Neighbors Form Human Chain to Block ICE from Detaining Father and Son: They Were 'Bullying' Them
"They came to the wrong community on the wrong day," one neighbor said
A group of Tennessee residents sprang into action on Monday to protect a man and his 12-year-old son when U.S. Immigration and Customs Enforcement officers attempted to take the pair into custody.
Footage showed neighbors in Hermitage filling the area of Brooke Valley Drive and Forest Ridge Drive for hours Monday morning to support the man after an ICE vehicle blocked him and his son in their van, WTVF reported. Neighbors provided gas, water and wet rags as the pair remained in their vehicle. (ICE warrants prohibit agents from forcibly removing people from their home or vehicle, according to WTVF.)
“There were two immigration officials sort of bullying a family inside of their own vehicle, telling them that they had an administrative warrant … and trying to harass them and fear them into coming out,” Daniel Ayoade Yoon, a local lawyer who helped in the effort, told WTVF. “They were saying, if you don’t come out, we’re going to arrest you, we’re going to arrest your 12-year-old son. And that’s just not legal, it’s not the right law.”
ICE did not immediately respond to a request for comment from PEOPLE.
Eventually, more than 10 people linked arms around the van and created a pathway for the man and his son to get into their home, according to the Tennessean. The ICE officers, dressed in plain clothes, drove away in their unmarked, white F-150 truck. As the bystanders stood guard, the boy was shown in the footage running into the family’s home, appearing afraid.

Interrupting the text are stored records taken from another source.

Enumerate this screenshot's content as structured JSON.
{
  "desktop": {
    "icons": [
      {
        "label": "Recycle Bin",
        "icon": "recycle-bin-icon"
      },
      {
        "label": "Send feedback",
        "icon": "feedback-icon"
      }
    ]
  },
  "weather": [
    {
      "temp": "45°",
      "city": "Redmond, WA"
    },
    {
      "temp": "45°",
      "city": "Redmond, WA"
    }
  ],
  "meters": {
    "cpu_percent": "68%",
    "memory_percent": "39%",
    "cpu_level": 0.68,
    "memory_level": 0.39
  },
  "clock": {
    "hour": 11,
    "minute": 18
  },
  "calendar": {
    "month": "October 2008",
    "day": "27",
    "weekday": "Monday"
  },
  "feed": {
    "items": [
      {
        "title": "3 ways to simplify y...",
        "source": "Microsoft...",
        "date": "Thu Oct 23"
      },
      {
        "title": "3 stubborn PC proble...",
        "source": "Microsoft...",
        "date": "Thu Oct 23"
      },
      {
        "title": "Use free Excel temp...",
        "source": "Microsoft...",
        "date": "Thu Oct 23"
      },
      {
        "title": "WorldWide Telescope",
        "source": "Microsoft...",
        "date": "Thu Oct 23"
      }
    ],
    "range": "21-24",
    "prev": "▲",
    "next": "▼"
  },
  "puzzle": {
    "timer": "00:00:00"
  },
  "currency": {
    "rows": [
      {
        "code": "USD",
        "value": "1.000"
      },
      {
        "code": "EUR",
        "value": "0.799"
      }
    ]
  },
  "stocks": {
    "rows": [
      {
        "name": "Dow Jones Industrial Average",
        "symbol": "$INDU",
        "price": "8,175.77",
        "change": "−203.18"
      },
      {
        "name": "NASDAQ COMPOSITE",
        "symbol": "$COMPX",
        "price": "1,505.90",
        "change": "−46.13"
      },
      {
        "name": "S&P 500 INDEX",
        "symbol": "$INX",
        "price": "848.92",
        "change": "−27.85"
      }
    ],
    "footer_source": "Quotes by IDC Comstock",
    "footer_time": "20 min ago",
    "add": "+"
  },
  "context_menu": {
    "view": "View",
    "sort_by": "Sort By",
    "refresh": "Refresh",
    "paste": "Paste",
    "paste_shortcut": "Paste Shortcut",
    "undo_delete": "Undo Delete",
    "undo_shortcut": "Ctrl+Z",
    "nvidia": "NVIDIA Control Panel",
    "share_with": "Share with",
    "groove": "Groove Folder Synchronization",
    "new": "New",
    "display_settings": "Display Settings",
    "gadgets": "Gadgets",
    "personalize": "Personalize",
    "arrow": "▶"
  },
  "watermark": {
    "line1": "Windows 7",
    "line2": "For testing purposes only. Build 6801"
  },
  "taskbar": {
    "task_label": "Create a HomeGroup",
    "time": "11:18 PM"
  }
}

The residents cheered as the man and son made it inside safely.
“They came to the wrong community on the wrong day,” one neighbor could be heard saying during the standoff, according to the Nashville Scene.
One neighbor, Angela Glass, told the Scene that the family had been living there for 14 years.
“They don’t bother anybody,” said Glass. “Our kids play with their kids. It’s just one big community. And we don’t want to see anything happen to them. They’re good people. They’ve been here 14 years, leave them alone. To me, they’re considered Americans.”
The situation unfolded after an ICE representative called the police department, saying that the man drove home when ICE agents tried to pull him over, a Metro Nashville Police Department spokesperson tells PEOPLE in a statement. Responding police learned that ICE agents were attempting to serve a detainer, a civil warrant.
“The officers were instructed to not be involved in the service of the detainer, but to stand by from a distance to keep the peace if necessary,” police say.
Although the ICE officers hold that the incident stemmed from a traffic stop, neighbors reported seeing the agents sitting in a mysterious unmarked truck since Sunday, the Tennessean reported.
Tristan Call, who is part of a human rights group and took part in the residents’ efforts, applauded the neighbors.
“Really what put that into motion this morning was that some neighbors saw it happening and were willing to take a stand about it,” Call said. “I want to honor the work that those neighbors did. Young women coming out here by themselves to directly ask, ‘What are y’all doing here? This is our neighbor, we back each other up’ … That’s why this dad is still with his son.”
On Tuesday, the New York Times reported that more than 2,000 migrants in the U.S. illegally “were targeted in widely publicized raids that unfolded across the country last week. The government said just 35 people were detained, according to the Times.
The raids come as human rights groups decry the unsanitary conditions at processing facilities for migrants at the border. The crisis has sparked outrage as at least two dozen migrants have died in ICE custody during President Donald Trump administration, according to NBC News.